Anna Eleanor Roosevelt was born in New York City on October 11, 1884 to a wealthy family.
Her father, Elliott Roosevelt, was the younger brother of President Theodore Roosevelt, and her mother, Anna Hall, was a member of the prominent Livingston family.
Eleanor was orphaned as a child, and lived with her grandmother Mary Hall in Tivoli, New York.
Eleanor attended Allenswood Academy, a school for girls in England, where she studied under Mademoiselle Marie Souvestre. Souvestre's tutelage shaped Eleanor's social and political career.
On March 17, 1905, Eleanor married her cousin Franklin Delano Roosevelt (FDR).
His polio diagnoses in 1921 inspired Eleanor to pursue her political goals.
She participated in the League of Women Voters, the Women's Trade Union League, and promoted the Roosevelt name in Democratic organizations.
Eleanor Roosevelt proved to be an extraordinary First Lady after assuming the position in 1933.
She held her own press conferences that catered to women journalists, protested racial injustice through her resignation from the Daughter's of the American Revolution (DAR), and supported Works Progress Administration (WPA) projects.
After the United States entered World War II in December 1941, Eleanor visited England and the South Pacific on goodwill tours to boost the morale of U.S. troops overseas.
She continued her fight for racial equality on the home front through her highly publicized visits to the Tuskegee Army Air Field and the Gila River Internment Camp.
Eleanor continued to participate in politics after President Roosevelt's death in 1945.
She served as chair of the Human Rights Commission, and worked diligently to pass the Universal Declaration of Human Rights.
Eleanor also served as a cultural ambassador in Japan after the war, and continued her efforts to promote women's equality through her position as chair of the President's Commission on the Status of Women.

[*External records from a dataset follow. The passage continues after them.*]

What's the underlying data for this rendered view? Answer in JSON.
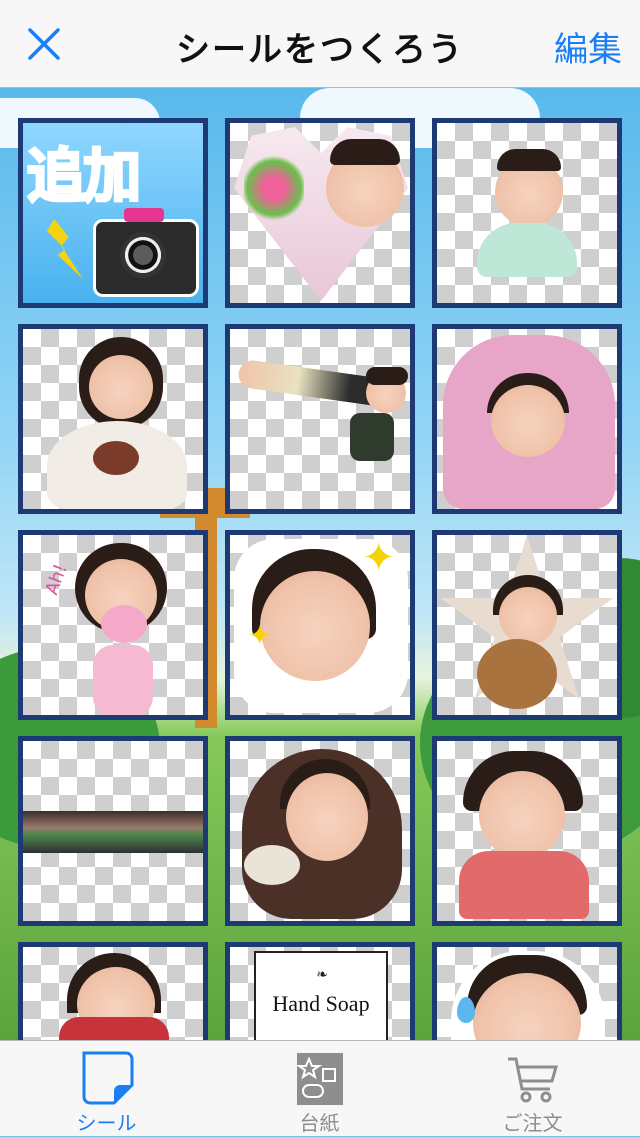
{
  "nav": {
    "title": "シールをつくろう",
    "edit_label": "編集"
  },
  "grid": {
    "add_tile_text": "追加",
    "tiles": [
      {
        "kind": "add"
      },
      {
        "kind": "sticker",
        "shape": "heart"
      },
      {
        "kind": "sticker",
        "shape": "cutout"
      },
      {
        "kind": "sticker",
        "shape": "cutout"
      },
      {
        "kind": "sticker",
        "shape": "cutout"
      },
      {
        "kind": "sticker",
        "shape": "cutout"
      },
      {
        "kind": "sticker",
        "shape": "cutout",
        "text": "Ah!"
      },
      {
        "kind": "sticker",
        "shape": "cutout"
      },
      {
        "kind": "sticker",
        "shape": "star"
      },
      {
        "kind": "sticker",
        "shape": "strip"
      },
      {
        "kind": "sticker",
        "shape": "cloud"
      },
      {
        "kind": "sticker",
        "shape": "cutout"
      },
      {
        "kind": "sticker",
        "shape": "cutout"
      },
      {
        "kind": "sticker",
        "shape": "card",
        "text": "Hand Soap"
      },
      {
        "kind": "sticker",
        "shape": "cutout"
      }
    ]
  },
  "tabs": [
    {
      "label": "シール",
      "icon": "sticker-icon",
      "active": true
    },
    {
      "label": "台紙",
      "icon": "sheet-icon",
      "active": false
    },
    {
      "label": "ご注文",
      "icon": "cart-icon",
      "active": false
    }
  ],
  "colors": {
    "accent": "#1a7ff5",
    "tile_border": "#1e3a74"
  }
}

She retired to Val-Kill estate in Hyde Park, New York, where she died on November 7, 1962.